Given records:

• • • •

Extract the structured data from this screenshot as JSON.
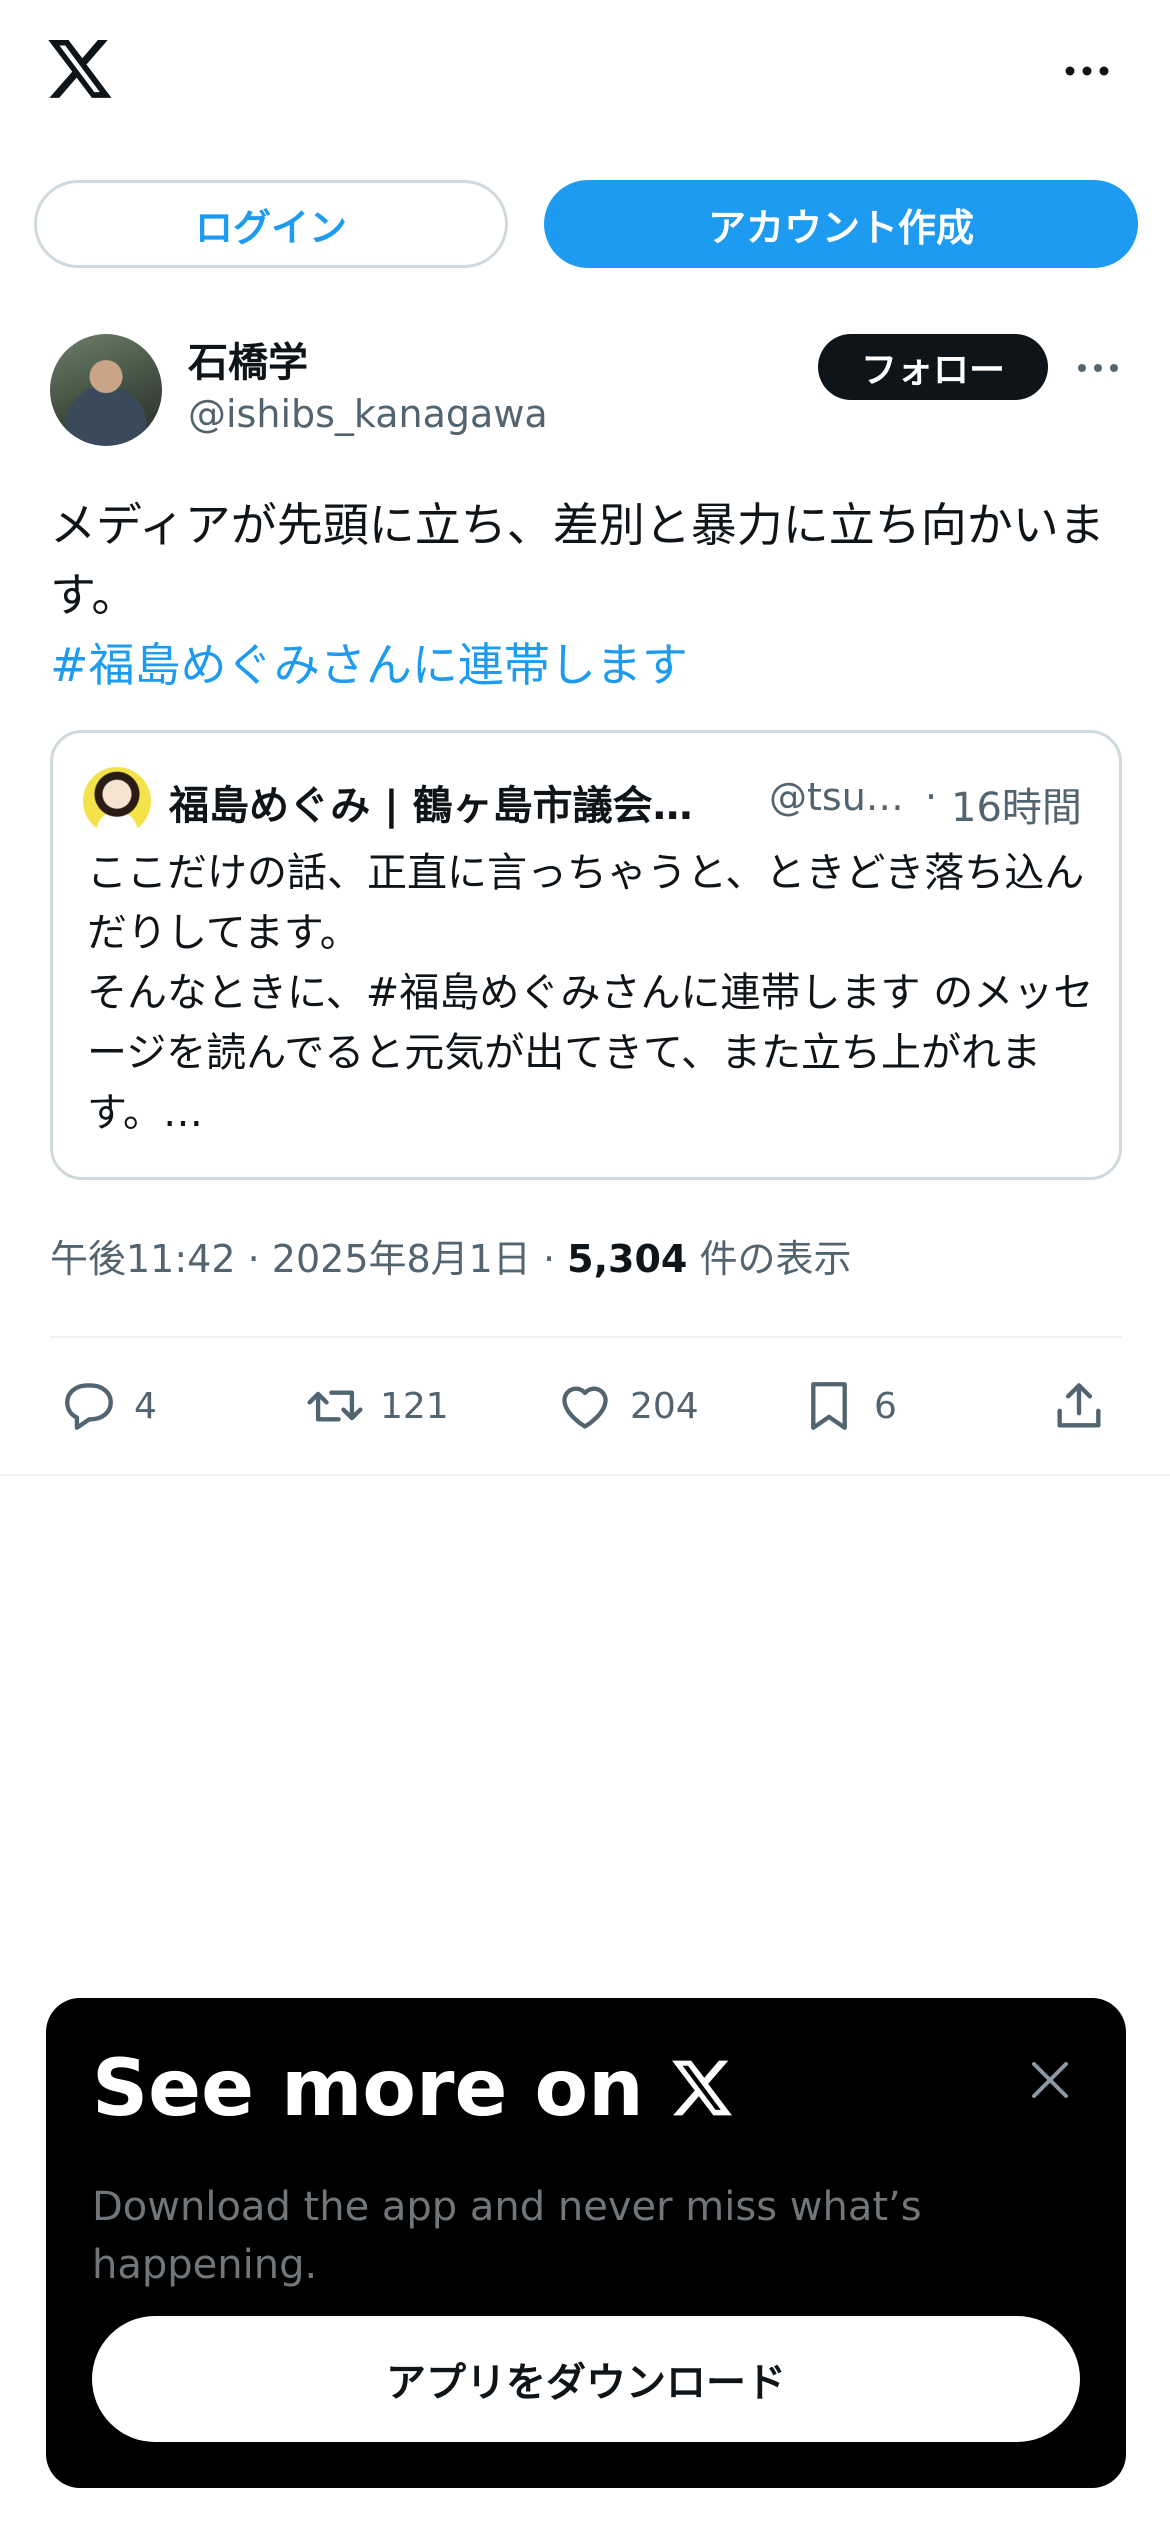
{
  "header": {
    "logo_icon": "x-logo-icon",
    "more_icon": "more-horizontal-icon"
  },
  "auth": {
    "login_label": "ログイン",
    "signup_label": "アカウント作成"
  },
  "post": {
    "author_name": "石橋学",
    "author_handle": "@ishibs_kanagawa",
    "follow_label": "フォロー",
    "text": "メディアが先頭に立ち、差別と暴力に立ち向かいます。",
    "hashtag": "#福島めぐみさんに連帯します",
    "time": "午後11:42",
    "date": "2025年8月1日",
    "views_count": "5,304",
    "views_label": "件の表示",
    "separator": "·"
  },
  "quote": {
    "name": "福島めぐみ | 鶴ヶ島市議会議員",
    "handle": "@tsurugashima",
    "dot": "·",
    "time": "16時間",
    "text": "ここだけの話、正直に言っちゃうと、ときどき落ち込んだりしてます。\nそんなときに、#福島めぐみさんに連帯します のメッセージを読んでると元気が出てきて、また立ち上がれます。…"
  },
  "actions": {
    "replies": "4",
    "reposts": "121",
    "likes": "204",
    "bookmarks": "6",
    "icons": [
      "reply-icon",
      "repost-icon",
      "like-icon",
      "bookmark-icon",
      "share-icon"
    ]
  },
  "banner": {
    "title": "See more on",
    "subtitle": "Download the app and never miss what’s happening.",
    "download_label": "アプリをダウンロード"
  },
  "colors": {
    "accent": "#1d9bf0",
    "text": "#0f1419",
    "muted": "#536471",
    "border": "#cfd9de",
    "banner_bg": "#000000"
  }
}
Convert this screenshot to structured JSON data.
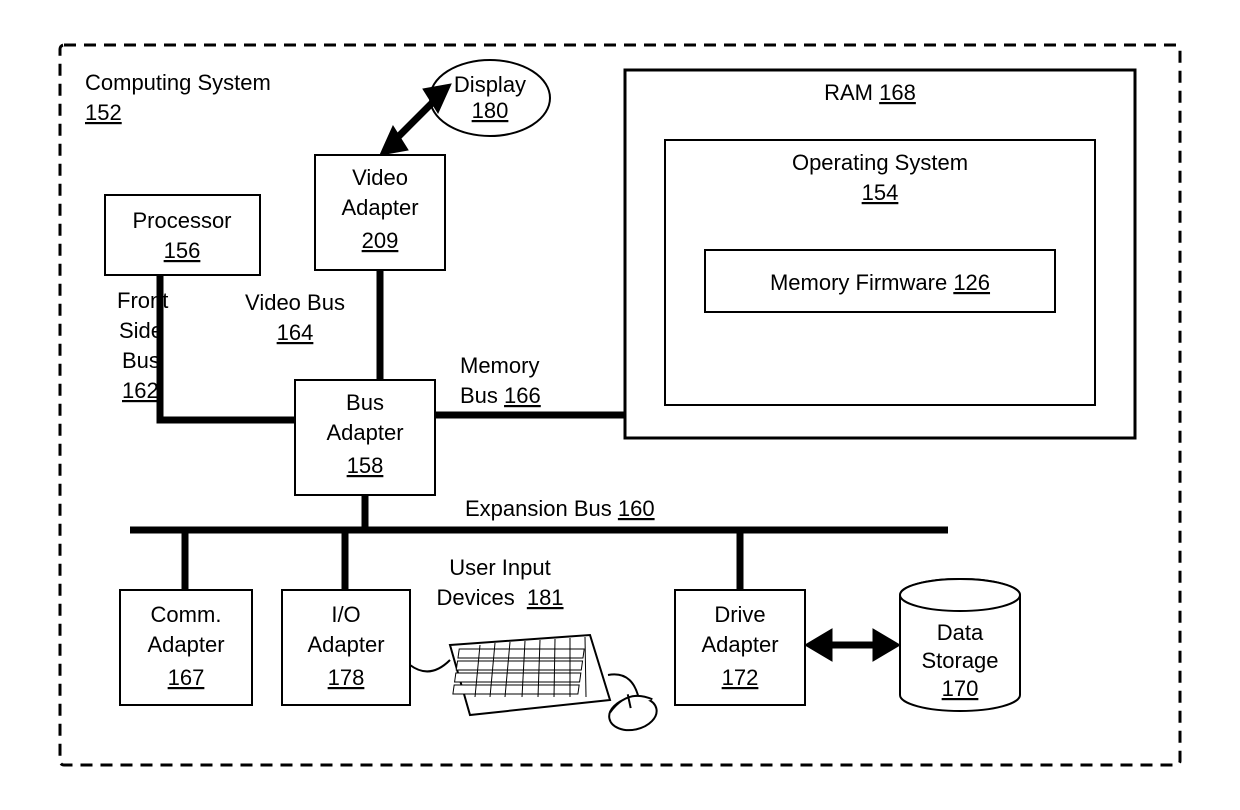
{
  "diagram": {
    "system": {
      "title": "Computing System",
      "ref": "152"
    },
    "processor": {
      "title": "Processor",
      "ref": "156"
    },
    "videoAdapter": {
      "title1": "Video",
      "title2": "Adapter",
      "ref": "209"
    },
    "display": {
      "title": "Display",
      "ref": "180"
    },
    "busAdapter": {
      "title1": "Bus",
      "title2": "Adapter",
      "ref": "158"
    },
    "fsb": {
      "l1": "Front",
      "l2": "Side",
      "l3": "Bus",
      "ref": "162"
    },
    "videoBus": {
      "title": "Video Bus",
      "ref": "164"
    },
    "memoryBus": {
      "l1": "Memory",
      "l2": "Bus",
      "ref": "166"
    },
    "expansionBus": {
      "title": "Expansion Bus",
      "ref": "160"
    },
    "ram": {
      "title": "RAM",
      "ref": "168"
    },
    "os": {
      "title": "Operating System",
      "ref": "154"
    },
    "memFirmware": {
      "title": "Memory Firmware",
      "ref": "126"
    },
    "commAdapter": {
      "title1": "Comm.",
      "title2": "Adapter",
      "ref": "167"
    },
    "ioAdapter": {
      "title1": "I/O",
      "title2": "Adapter",
      "ref": "178"
    },
    "driveAdapter": {
      "title1": "Drive",
      "title2": "Adapter",
      "ref": "172"
    },
    "dataStorage": {
      "title1": "Data",
      "title2": "Storage",
      "ref": "170"
    },
    "inputDevices": {
      "l1": "User Input",
      "l2": "Devices",
      "ref": "181"
    }
  }
}
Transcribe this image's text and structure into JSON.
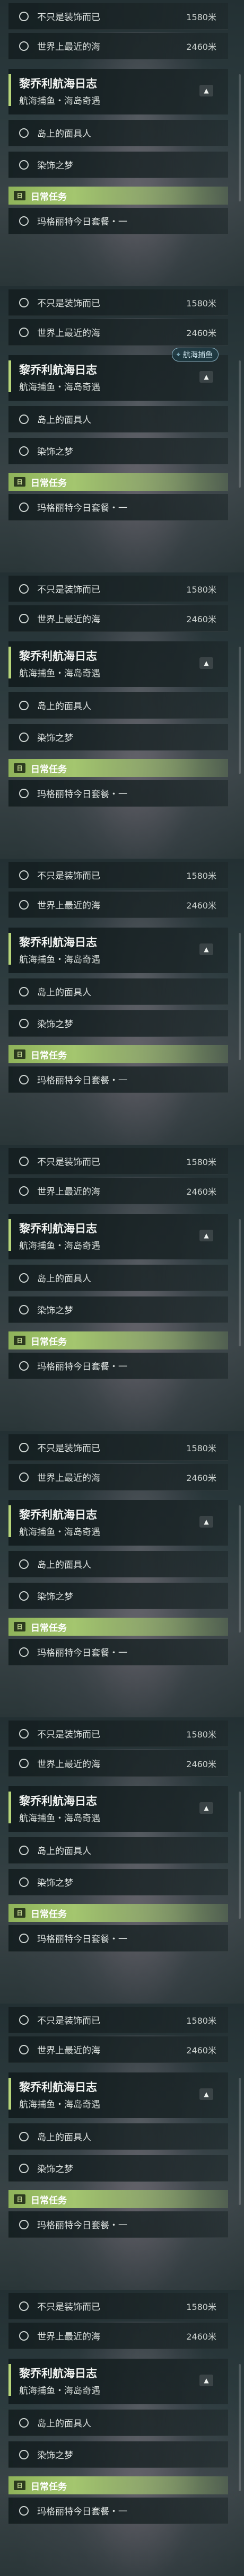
{
  "blocks": [
    {
      "top_rows": [
        {
          "label": "不只是装饰而已",
          "distance": "1580米"
        },
        {
          "label": "世界上最近的海",
          "distance": "2460米"
        }
      ],
      "quest": {
        "title": "黎乔利航海日志",
        "subtitle": "航海捕鱼・海岛奇遇"
      },
      "show_nav_tag": false,
      "sub_rows": [
        {
          "label": "岛上的面具人"
        },
        {
          "label": "染饰之梦"
        }
      ],
      "daily_label": "日常任务",
      "daily_item": "玛格丽特今日套餐・一"
    }
  ],
  "nav_tag_label": "航海捕鱼",
  "daily_icon_glyph": "日",
  "collapse_glyph": "▲",
  "pin_glyph": "⌖",
  "accent_color": "#b7d67a",
  "daily_color": "#9bbd64"
}
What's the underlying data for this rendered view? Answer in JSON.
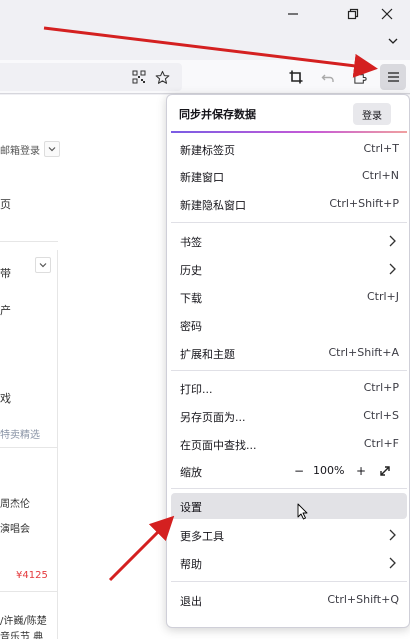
{
  "window": {
    "minimize_icon": "minimize-icon",
    "restore_icon": "restore-icon",
    "close_icon": "close-icon",
    "tab_list_icon": "chevron-down-icon"
  },
  "toolbar": {
    "icons": [
      "qr-code-icon",
      "star-icon",
      "crop-icon",
      "undo-icon",
      "extensions-icon",
      "hamburger-menu-icon"
    ]
  },
  "page": {
    "login_label": "邮箱登录",
    "text_ye": "页",
    "text_chan": "产",
    "text_xi": "戏",
    "text_hot": "特卖精选",
    "text_jay": "周杰伦",
    "text_concert": "演唱会",
    "price": "¥4125",
    "text_names": "/许巍/陈楚",
    "text_bottom": "音乐节 典",
    "text_dai": "带"
  },
  "menu": {
    "header_title": "同步并保存数据",
    "signin_label": "登录",
    "items": [
      {
        "label": "新建标签页",
        "shortcut": "Ctrl+T"
      },
      {
        "label": "新建窗口",
        "shortcut": "Ctrl+N"
      },
      {
        "label": "新建隐私窗口",
        "shortcut": "Ctrl+Shift+P"
      },
      {
        "label": "书签",
        "shortcut": ""
      },
      {
        "label": "历史",
        "shortcut": ""
      },
      {
        "label": "下载",
        "shortcut": "Ctrl+J"
      },
      {
        "label": "密码",
        "shortcut": ""
      },
      {
        "label": "扩展和主题",
        "shortcut": "Ctrl+Shift+A"
      },
      {
        "label": "打印...",
        "shortcut": "Ctrl+P"
      },
      {
        "label": "另存页面为...",
        "shortcut": "Ctrl+S"
      },
      {
        "label": "在页面中查找...",
        "shortcut": "Ctrl+F"
      },
      {
        "label": "缩放",
        "shortcut": ""
      },
      {
        "label": "设置",
        "shortcut": ""
      },
      {
        "label": "更多工具",
        "shortcut": ""
      },
      {
        "label": "帮助",
        "shortcut": ""
      },
      {
        "label": "退出",
        "shortcut": "Ctrl+Shift+Q"
      }
    ],
    "zoom": {
      "minus": "−",
      "value": "100%",
      "plus": "+"
    }
  },
  "colors": {
    "accent_arrow": "#d42020",
    "menu_hover": "#e2e2e6"
  }
}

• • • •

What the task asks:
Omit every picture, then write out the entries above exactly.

Answer for this exercise:
Extract the structured data from this screenshot as JSON.
{
  "header": {
    "logo_icon": "x-logo-icon",
    "more_icon": "more-horizontal-icon"
  },
  "auth": {
    "login_label": "ログイン",
    "signup_label": "アカウント作成"
  },
  "post": {
    "author_name": "石橋学",
    "author_handle": "@ishibs_kanagawa",
    "follow_label": "フォロー",
    "text": "メディアが先頭に立ち、差別と暴力に立ち向かいます。",
    "hashtag": "#福島めぐみさんに連帯します",
    "time": "午後11:42",
    "date": "2025年8月1日",
    "views_count": "5,304",
    "views_label": "件の表示",
    "separator": "·"
  },
  "quote": {
    "name": "福島めぐみ | 鶴ヶ島市議会議員",
    "handle": "@tsurugashima",
    "dot": "·",
    "time": "16時間",
    "text": "ここだけの話、正直に言っちゃうと、ときどき落ち込んだりしてます。\nそんなときに、#福島めぐみさんに連帯します のメッセージを読んでると元気が出てきて、また立ち上がれます。…"
  },
  "actions": {
    "replies": "4",
    "reposts": "121",
    "likes": "204",
    "bookmarks": "6",
    "icons": [
      "reply-icon",
      "repost-icon",
      "like-icon",
      "bookmark-icon",
      "share-icon"
    ]
  },
  "banner": {
    "title": "See more on",
    "subtitle": "Download the app and never miss what’s happening.",
    "download_label": "アプリをダウンロード"
  },
  "colors": {
    "accent": "#1d9bf0",
    "text": "#0f1419",
    "muted": "#536471",
    "border": "#cfd9de",
    "banner_bg": "#000000"
  }
}
Convert this screenshot to structured JSON data.
{
  "diagram": {
    "system": {
      "title": "Computing System",
      "ref": "152"
    },
    "processor": {
      "title": "Processor",
      "ref": "156"
    },
    "videoAdapter": {
      "title1": "Video",
      "title2": "Adapter",
      "ref": "209"
    },
    "display": {
      "title": "Display",
      "ref": "180"
    },
    "busAdapter": {
      "title1": "Bus",
      "title2": "Adapter",
      "ref": "158"
    },
    "fsb": {
      "l1": "Front",
      "l2": "Side",
      "l3": "Bus",
      "ref": "162"
    },
    "videoBus": {
      "title": "Video Bus",
      "ref": "164"
    },
    "memoryBus": {
      "l1": "Memory",
      "l2": "Bus",
      "ref": "166"
    },
    "expansionBus": {
      "title": "Expansion Bus",
      "ref": "160"
    },
    "ram": {
      "title": "RAM",
      "ref": "168"
    },
    "os": {
      "title": "Operating System",
      "ref": "154"
    },
    "memFirmware": {
      "title": "Memory Firmware",
      "ref": "126"
    },
    "commAdapter": {
      "title1": "Comm.",
      "title2": "Adapter",
      "ref": "167"
    },
    "ioAdapter": {
      "title1": "I/O",
      "title2": "Adapter",
      "ref": "178"
    },
    "driveAdapter": {
      "title1": "Drive",
      "title2": "Adapter",
      "ref": "172"
    },
    "dataStorage": {
      "title1": "Data",
      "title2": "Storage",
      "ref": "170"
    },
    "inputDevices": {
      "l1": "User Input",
      "l2": "Devices",
      "ref": "181"
    }
  }
}
Transcribe this image's text and structure into JSON.
{
  "blocks": [
    {
      "top_rows": [
        {
          "label": "不只是装饰而已",
          "distance": "1580米"
        },
        {
          "label": "世界上最近的海",
          "distance": "2460米"
        }
      ],
      "quest": {
        "title": "黎乔利航海日志",
        "subtitle": "航海捕鱼・海岛奇遇"
      },
      "show_nav_tag": false,
      "sub_rows": [
        {
          "label": "岛上的面具人"
        },
        {
          "label": "染饰之梦"
        }
      ],
      "daily_label": "日常任务",
      "daily_item": "玛格丽特今日套餐・一"
    }
  ],
  "nav_tag_label": "航海捕鱼",
  "daily_icon_glyph": "日",
  "collapse_glyph": "▲",
  "pin_glyph": "⌖",
  "accent_color": "#b7d67a",
  "daily_color": "#9bbd64"
}
What's the underlying data for this rendered view? Answer in JSON.
{
  "window": {
    "minimize_icon": "minimize-icon",
    "restore_icon": "restore-icon",
    "close_icon": "close-icon",
    "tab_list_icon": "chevron-down-icon"
  },
  "toolbar": {
    "icons": [
      "qr-code-icon",
      "star-icon",
      "crop-icon",
      "undo-icon",
      "extensions-icon",
      "hamburger-menu-icon"
    ]
  },
  "page": {
    "login_label": "邮箱登录",
    "text_ye": "页",
    "text_chan": "产",
    "text_xi": "戏",
    "text_hot": "特卖精选",
    "text_jay": "周杰伦",
    "text_concert": "演唱会",
    "price": "¥4125",
    "text_names": "/许巍/陈楚",
    "text_bottom": "音乐节 典",
    "text_dai": "带"
  },
  "menu": {
    "header_title": "同步并保存数据",
    "signin_label": "登录",
    "items": [
      {
        "label": "新建标签页",
        "shortcut": "Ctrl+T"
      },
      {
        "label": "新建窗口",
        "shortcut": "Ctrl+N"
      },
      {
        "label": "新建隐私窗口",
        "shortcut": "Ctrl+Shift+P"
      },
      {
        "label": "书签",
        "shortcut": ""
      },
      {
        "label": "历史",
        "shortcut": ""
      },
      {
        "label": "下载",
        "shortcut": "Ctrl+J"
      },
      {
        "label": "密码",
        "shortcut": ""
      },
      {
        "label": "扩展和主题",
        "shortcut": "Ctrl+Shift+A"
      },
      {
        "label": "打印...",
        "shortcut": "Ctrl+P"
      },
      {
        "label": "另存页面为...",
        "shortcut": "Ctrl+S"
      },
      {
        "label": "在页面中查找...",
        "shortcut": "Ctrl+F"
      },
      {
        "label": "缩放",
        "shortcut": ""
      },
      {
        "label": "设置",
        "shortcut": ""
      },
      {
        "label": "更多工具",
        "shortcut": ""
      },
      {
        "label": "帮助",
        "shortcut": ""
      },
      {
        "label": "退出",
        "shortcut": "Ctrl+Shift+Q"
      }
    ],
    "zoom": {
      "minus": "−",
      "value": "100%",
      "plus": "+"
    }
  },
  "colors": {
    "accent_arrow": "#d42020",
    "menu_hover": "#e2e2e6"
  }
}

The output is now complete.